[[ MATERIAL SHOWN open ]]

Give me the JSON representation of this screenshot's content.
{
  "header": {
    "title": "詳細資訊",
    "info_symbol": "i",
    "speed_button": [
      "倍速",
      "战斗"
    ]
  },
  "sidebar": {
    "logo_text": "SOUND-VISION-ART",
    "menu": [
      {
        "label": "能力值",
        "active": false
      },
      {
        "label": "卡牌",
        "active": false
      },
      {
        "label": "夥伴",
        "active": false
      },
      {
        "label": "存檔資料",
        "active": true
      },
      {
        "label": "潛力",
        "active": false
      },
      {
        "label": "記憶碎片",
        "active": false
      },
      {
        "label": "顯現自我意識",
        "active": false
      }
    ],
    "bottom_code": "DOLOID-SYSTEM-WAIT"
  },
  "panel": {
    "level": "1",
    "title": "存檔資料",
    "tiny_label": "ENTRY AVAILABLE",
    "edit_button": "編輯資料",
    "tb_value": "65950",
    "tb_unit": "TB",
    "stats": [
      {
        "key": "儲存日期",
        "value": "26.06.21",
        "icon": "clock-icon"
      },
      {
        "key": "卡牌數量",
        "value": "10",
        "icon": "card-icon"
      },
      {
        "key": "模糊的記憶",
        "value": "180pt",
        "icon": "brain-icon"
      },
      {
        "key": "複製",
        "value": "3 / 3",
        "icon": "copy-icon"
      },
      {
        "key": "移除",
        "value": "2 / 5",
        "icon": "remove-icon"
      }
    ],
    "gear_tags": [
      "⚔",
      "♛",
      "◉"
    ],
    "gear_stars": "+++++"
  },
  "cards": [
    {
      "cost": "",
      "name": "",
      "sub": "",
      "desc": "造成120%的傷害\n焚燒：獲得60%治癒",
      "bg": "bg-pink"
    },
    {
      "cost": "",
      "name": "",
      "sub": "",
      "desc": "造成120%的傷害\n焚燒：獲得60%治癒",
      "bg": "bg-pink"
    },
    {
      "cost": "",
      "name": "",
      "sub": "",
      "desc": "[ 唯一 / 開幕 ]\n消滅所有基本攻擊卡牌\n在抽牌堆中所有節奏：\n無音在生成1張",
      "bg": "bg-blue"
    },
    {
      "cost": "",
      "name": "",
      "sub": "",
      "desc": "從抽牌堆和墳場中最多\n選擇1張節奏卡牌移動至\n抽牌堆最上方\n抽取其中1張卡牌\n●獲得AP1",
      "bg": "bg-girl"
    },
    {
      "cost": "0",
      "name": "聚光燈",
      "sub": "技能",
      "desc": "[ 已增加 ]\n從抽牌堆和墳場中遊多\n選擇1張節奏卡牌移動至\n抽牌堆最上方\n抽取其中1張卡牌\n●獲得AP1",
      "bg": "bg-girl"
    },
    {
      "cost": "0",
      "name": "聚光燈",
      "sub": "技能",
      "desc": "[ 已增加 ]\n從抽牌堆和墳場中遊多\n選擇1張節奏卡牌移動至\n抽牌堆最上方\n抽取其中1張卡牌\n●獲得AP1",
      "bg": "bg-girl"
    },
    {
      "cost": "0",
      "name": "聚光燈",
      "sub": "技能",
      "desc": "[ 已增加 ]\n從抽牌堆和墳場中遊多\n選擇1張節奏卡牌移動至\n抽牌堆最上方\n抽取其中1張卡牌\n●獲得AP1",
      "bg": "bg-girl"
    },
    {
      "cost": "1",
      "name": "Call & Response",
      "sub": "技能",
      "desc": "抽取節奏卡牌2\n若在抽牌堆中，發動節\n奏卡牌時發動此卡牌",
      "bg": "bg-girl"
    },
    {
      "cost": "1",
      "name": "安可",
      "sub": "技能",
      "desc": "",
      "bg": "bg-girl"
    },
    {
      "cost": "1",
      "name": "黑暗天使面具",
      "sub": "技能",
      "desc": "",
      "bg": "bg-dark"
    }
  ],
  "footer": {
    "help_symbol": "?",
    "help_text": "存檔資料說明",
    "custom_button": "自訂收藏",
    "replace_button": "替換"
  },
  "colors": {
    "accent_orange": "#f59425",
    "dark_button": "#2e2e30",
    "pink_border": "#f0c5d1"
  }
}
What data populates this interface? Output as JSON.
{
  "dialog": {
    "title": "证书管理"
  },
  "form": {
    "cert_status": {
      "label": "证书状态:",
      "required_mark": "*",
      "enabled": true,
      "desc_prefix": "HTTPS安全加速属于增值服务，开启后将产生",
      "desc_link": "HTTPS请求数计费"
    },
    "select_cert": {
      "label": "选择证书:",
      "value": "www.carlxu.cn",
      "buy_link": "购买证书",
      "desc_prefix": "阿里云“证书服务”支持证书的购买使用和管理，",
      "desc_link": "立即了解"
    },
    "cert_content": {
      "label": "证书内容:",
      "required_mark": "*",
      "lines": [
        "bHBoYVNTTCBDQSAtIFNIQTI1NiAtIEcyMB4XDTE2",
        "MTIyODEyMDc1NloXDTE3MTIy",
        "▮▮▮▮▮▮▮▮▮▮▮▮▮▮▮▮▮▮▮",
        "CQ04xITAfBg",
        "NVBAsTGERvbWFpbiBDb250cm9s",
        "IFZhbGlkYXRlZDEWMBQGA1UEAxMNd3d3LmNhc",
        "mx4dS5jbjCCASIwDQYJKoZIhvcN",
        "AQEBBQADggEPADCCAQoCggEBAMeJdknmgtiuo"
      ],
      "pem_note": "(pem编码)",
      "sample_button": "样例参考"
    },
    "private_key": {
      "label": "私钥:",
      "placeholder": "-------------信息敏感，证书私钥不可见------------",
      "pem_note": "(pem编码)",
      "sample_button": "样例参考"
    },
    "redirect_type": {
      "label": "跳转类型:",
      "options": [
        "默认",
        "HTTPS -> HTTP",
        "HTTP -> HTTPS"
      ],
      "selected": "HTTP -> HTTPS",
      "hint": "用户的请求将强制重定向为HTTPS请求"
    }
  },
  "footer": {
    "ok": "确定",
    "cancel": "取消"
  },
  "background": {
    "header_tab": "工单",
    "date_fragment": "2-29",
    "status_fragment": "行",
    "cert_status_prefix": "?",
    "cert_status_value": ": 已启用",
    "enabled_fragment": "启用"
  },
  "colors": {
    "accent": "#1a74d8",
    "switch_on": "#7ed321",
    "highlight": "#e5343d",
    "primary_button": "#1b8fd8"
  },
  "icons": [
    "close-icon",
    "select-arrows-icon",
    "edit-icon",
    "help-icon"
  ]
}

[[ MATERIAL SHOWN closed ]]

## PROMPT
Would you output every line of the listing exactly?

## SOLVED EXERCISE
Give me the JSON representation of this screenshot's content.
{
  "header": {
    "title": "詳細資訊",
    "info_symbol": "i",
    "speed_button": [
      "倍速",
      "战斗"
    ]
  },
  "sidebar": {
    "logo_text": "SOUND-VISION-ART",
    "menu": [
      {
        "label": "能力值",
        "active": false
      },
      {
        "label": "卡牌",
        "active": false
      },
      {
        "label": "夥伴",
        "active": false
      },
      {
        "label": "存檔資料",
        "active": true
      },
      {
        "label": "潛力",
        "active": false
      },
      {
        "label": "記憶碎片",
        "active": false
      },
      {
        "label": "顯現自我意識",
        "active": false
      }
    ],
    "bottom_code": "DOLOID-SYSTEM-WAIT"
  },
  "panel": {
    "level": "1",
    "title": "存檔資料",
    "tiny_label": "ENTRY AVAILABLE",
    "edit_button": "編輯資料",
    "tb_value": "65950",
    "tb_unit": "TB",
    "stats": [
      {
        "key": "儲存日期",
        "value": "26.06.21",
        "icon": "clock-icon"
      },
      {
        "key": "卡牌數量",
        "value": "10",
        "icon": "card-icon"
      },
      {
        "key": "模糊的記憶",
        "value": "180pt",
        "icon": "brain-icon"
      },
      {
        "key": "複製",
        "value": "3 / 3",
        "icon": "copy-icon"
      },
      {
        "key": "移除",
        "value": "2 / 5",
        "icon": "remove-icon"
      }
    ],
    "gear_tags": [
      "⚔",
      "♛",
      "◉"
    ],
    "gear_stars": "+++++"
  },
  "cards": [
    {
      "cost": "",
      "name": "",
      "sub": "",
      "desc": "造成120%的傷害\n焚燒：獲得60%治癒",
      "bg": "bg-pink"
    },
    {
      "cost": "",
      "name": "",
      "sub": "",
      "desc": "造成120%的傷害\n焚燒：獲得60%治癒",
      "bg": "bg-pink"
    },
    {
      "cost": "",
      "name": "",
      "sub": "",
      "desc": "[ 唯一 / 開幕 ]\n消滅所有基本攻擊卡牌\n在抽牌堆中所有節奏：\n無音在生成1張",
      "bg": "bg-blue"
    },
    {
      "cost": "",
      "name": "",
      "sub": "",
      "desc": "從抽牌堆和墳場中最多\n選擇1張節奏卡牌移動至\n抽牌堆最上方\n抽取其中1張卡牌\n●獲得AP1",
      "bg": "bg-girl"
    },
    {
      "cost": "0",
      "name": "聚光燈",
      "sub": "技能",
      "desc": "[ 已增加 ]\n從抽牌堆和墳場中遊多\n選擇1張節奏卡牌移動至\n抽牌堆最上方\n抽取其中1張卡牌\n●獲得AP1",
      "bg": "bg-girl"
    },
    {
      "cost": "0",
      "name": "聚光燈",
      "sub": "技能",
      "desc": "[ 已增加 ]\n從抽牌堆和墳場中遊多\n選擇1張節奏卡牌移動至\n抽牌堆最上方\n抽取其中1張卡牌\n●獲得AP1",
      "bg": "bg-girl"
    },
    {
      "cost": "0",
      "name": "聚光燈",
      "sub": "技能",
      "desc": "[ 已增加 ]\n從抽牌堆和墳場中遊多\n選擇1張節奏卡牌移動至\n抽牌堆最上方\n抽取其中1張卡牌\n●獲得AP1",
      "bg": "bg-girl"
    },
    {
      "cost": "1",
      "name": "Call & Response",
      "sub": "技能",
      "desc": "抽取節奏卡牌2\n若在抽牌堆中，發動節\n奏卡牌時發動此卡牌",
      "bg": "bg-girl"
    },
    {
      "cost": "1",
      "name": "安可",
      "sub": "技能",
      "desc": "",
      "bg": "bg-girl"
    },
    {
      "cost": "1",
      "name": "黑暗天使面具",
      "sub": "技能",
      "desc": "",
      "bg": "bg-dark"
    }
  ],
  "footer": {
    "help_symbol": "?",
    "help_text": "存檔資料說明",
    "custom_button": "自訂收藏",
    "replace_button": "替換"
  },
  "colors": {
    "accent_orange": "#f59425",
    "dark_button": "#2e2e30",
    "pink_border": "#f0c5d1"
  }
}
What data populates this interface? Output as JSON.
{
  "dialog": {
    "title": "证书管理"
  },
  "form": {
    "cert_status": {
      "label": "证书状态:",
      "required_mark": "*",
      "enabled": true,
      "desc_prefix": "HTTPS安全加速属于增值服务，开启后将产生",
      "desc_link": "HTTPS请求数计费"
    },
    "select_cert": {
      "label": "选择证书:",
      "value": "www.carlxu.cn",
      "buy_link": "购买证书",
      "desc_prefix": "阿里云“证书服务”支持证书的购买使用和管理，",
      "desc_link": "立即了解"
    },
    "cert_content": {
      "label": "证书内容:",
      "required_mark": "*",
      "lines": [
        "bHBoYVNTTCBDQSAtIFNIQTI1NiAtIEcyMB4XDTE2",
        "MTIyODEyMDc1NloXDTE3MTIy",
        "▮▮▮▮▮▮▮▮▮▮▮▮▮▮▮▮▮▮▮",
        "CQ04xITAfBg",
        "NVBAsTGERvbWFpbiBDb250cm9s",
        "IFZhbGlkYXRlZDEWMBQGA1UEAxMNd3d3LmNhc",
        "mx4dS5jbjCCASIwDQYJKoZIhvcN",
        "AQEBBQADggEPADCCAQoCggEBAMeJdknmgtiuo"
      ],
      "pem_note": "(pem编码)",
      "sample_button": "样例参考"
    },
    "private_key": {
      "label": "私钥:",
      "placeholder": "-------------信息敏感，证书私钥不可见------------",
      "pem_note": "(pem编码)",
      "sample_button": "样例参考"
    },
    "redirect_type": {
      "label": "跳转类型:",
      "options": [
        "默认",
        "HTTPS -> HTTP",
        "HTTP -> HTTPS"
      ],
      "selected": "HTTP -> HTTPS",
      "hint": "用户的请求将强制重定向为HTTPS请求"
    }
  },
  "footer": {
    "ok": "确定",
    "cancel": "取消"
  },
  "background": {
    "header_tab": "工单",
    "date_fragment": "2-29",
    "status_fragment": "行",
    "cert_status_prefix": "?",
    "cert_status_value": ": 已启用",
    "enabled_fragment": "启用"
  },
  "colors": {
    "accent": "#1a74d8",
    "switch_on": "#7ed321",
    "highlight": "#e5343d",
    "primary_button": "#1b8fd8"
  },
  "icons": [
    "close-icon",
    "select-arrows-icon",
    "edit-icon",
    "help-icon"
  ]
}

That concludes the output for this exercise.